“These young people are, in every sense but one, as American as those whose relatives arrived in this country on the Mayflower.”
Former Department of Homeland Security Secretary and current University of California president Janet Napolitano pens a new must-read, poignant opinion piece for NBC titled, “I Wrote DACA. Now I’m Suing to Ensure Trump Can’t Destroy It.”
As DHS Secretary when the Deferred Action for Childhood Arrivals Program was announced, Napolitano played a critical role in both the drafting and implementation of the program. After Trump rescinded DACA, the University of California Board of Regents and Napolitano filed one of the first lawsuits against DHS.
In the op-ed, Secretary Napolitano recounts the history of DACA, the vital role its play in America’s history, and the renewed urgency for protection for Dreamers. Her piece is excerpted below or available online here.
As president of the 10-campus University of California system, I know who these Dreamers are and who they want to become. Losing them would represent a massive loss for our country — and the huge costs of a deportation process.
Indeed, my faith in DACA has only been strengthened by my experiences leading our nation’s largest public research university system. Our more than 260,000 students are among the most accomplished in the United States. Their backgrounds reflect those of our country as a whole: All but a small fraction are descendants of immigrants or immigrants themselves.
Yet the UC students who have arguably placed the most trust in our federal government — undocumented immigrants who have come out of the shadows to supply verified information about their personal lives — now fear being deported to countries they do not know and whose language they may not even speak.

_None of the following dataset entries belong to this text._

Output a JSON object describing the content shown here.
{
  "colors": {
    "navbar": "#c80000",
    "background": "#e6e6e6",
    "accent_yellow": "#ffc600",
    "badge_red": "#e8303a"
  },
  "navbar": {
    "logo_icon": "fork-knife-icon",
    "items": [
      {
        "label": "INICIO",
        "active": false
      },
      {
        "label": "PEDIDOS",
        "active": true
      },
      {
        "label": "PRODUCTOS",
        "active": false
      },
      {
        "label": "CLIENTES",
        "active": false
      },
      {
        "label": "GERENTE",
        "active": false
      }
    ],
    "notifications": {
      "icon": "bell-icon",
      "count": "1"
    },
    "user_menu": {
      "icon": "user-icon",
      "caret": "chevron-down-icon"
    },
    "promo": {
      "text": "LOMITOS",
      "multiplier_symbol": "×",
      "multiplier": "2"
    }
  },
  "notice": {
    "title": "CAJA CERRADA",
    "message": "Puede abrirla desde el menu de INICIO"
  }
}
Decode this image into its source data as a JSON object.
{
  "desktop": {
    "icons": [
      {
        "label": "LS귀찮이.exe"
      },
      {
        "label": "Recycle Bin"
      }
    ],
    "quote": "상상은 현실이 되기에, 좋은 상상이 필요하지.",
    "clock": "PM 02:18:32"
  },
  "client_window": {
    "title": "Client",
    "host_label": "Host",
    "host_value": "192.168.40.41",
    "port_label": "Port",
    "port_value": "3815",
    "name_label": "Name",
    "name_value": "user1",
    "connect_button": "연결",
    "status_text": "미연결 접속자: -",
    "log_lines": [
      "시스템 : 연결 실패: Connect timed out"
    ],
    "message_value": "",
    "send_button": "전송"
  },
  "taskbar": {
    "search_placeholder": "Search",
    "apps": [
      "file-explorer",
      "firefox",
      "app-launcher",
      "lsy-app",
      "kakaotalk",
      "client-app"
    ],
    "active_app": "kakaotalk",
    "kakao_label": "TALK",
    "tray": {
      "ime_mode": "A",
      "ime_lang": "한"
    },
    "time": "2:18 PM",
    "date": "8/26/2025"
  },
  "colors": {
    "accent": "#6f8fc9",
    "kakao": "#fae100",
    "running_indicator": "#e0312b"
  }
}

They are students such as Lizbeth Nuñez, who was born in Sinaloa, Mexico and arrived in California strapped to the back of her mother, who came to work the fields of the state’s agriculturally rich Central Valley. Now Nuñez studies molecular and cell biology with an emphasis in neurobiology at UC Berkeley. She hopes to become a psychopathologist — a brain scientist who studies the physical and physiological causes of mental illness.
Only weeks before starting her first year of classes, Nuñez was picking grapes alongside her mother in the scorching heat outside Bakersfield, California, to earn some extra money for school. This summer, before her second year at Berkeley, she secured a position in a campus research lab, in addition to taking classes and working over the break.
DACA recipients, too, are people such as Yuriana Aguilar, who recently received her Ph.D. in quantitative and systems biology from UC Merced. Aguilar’s research on sudden cardiac death, the country’s most common cause of natural death, centers on T-wave alternans, or TWAs, and how they might predict such heart attacks much earlier than is currently possible and therefore better help people at risk.
In November, the University of California will present its arguments in The Regents of the University of California and Janet Napolitano v. U.S. Department of Homeland Security and Elaine Duke, and a hearing on the case will likely be held in December.
In the interim, and until Congress passes comprehensive immigration reform with a path to citizenship, we must fight this shortsighted and unlawful move. These young people are, in every sense but one, as American as those whose relatives arrived in this country on the Mayflower.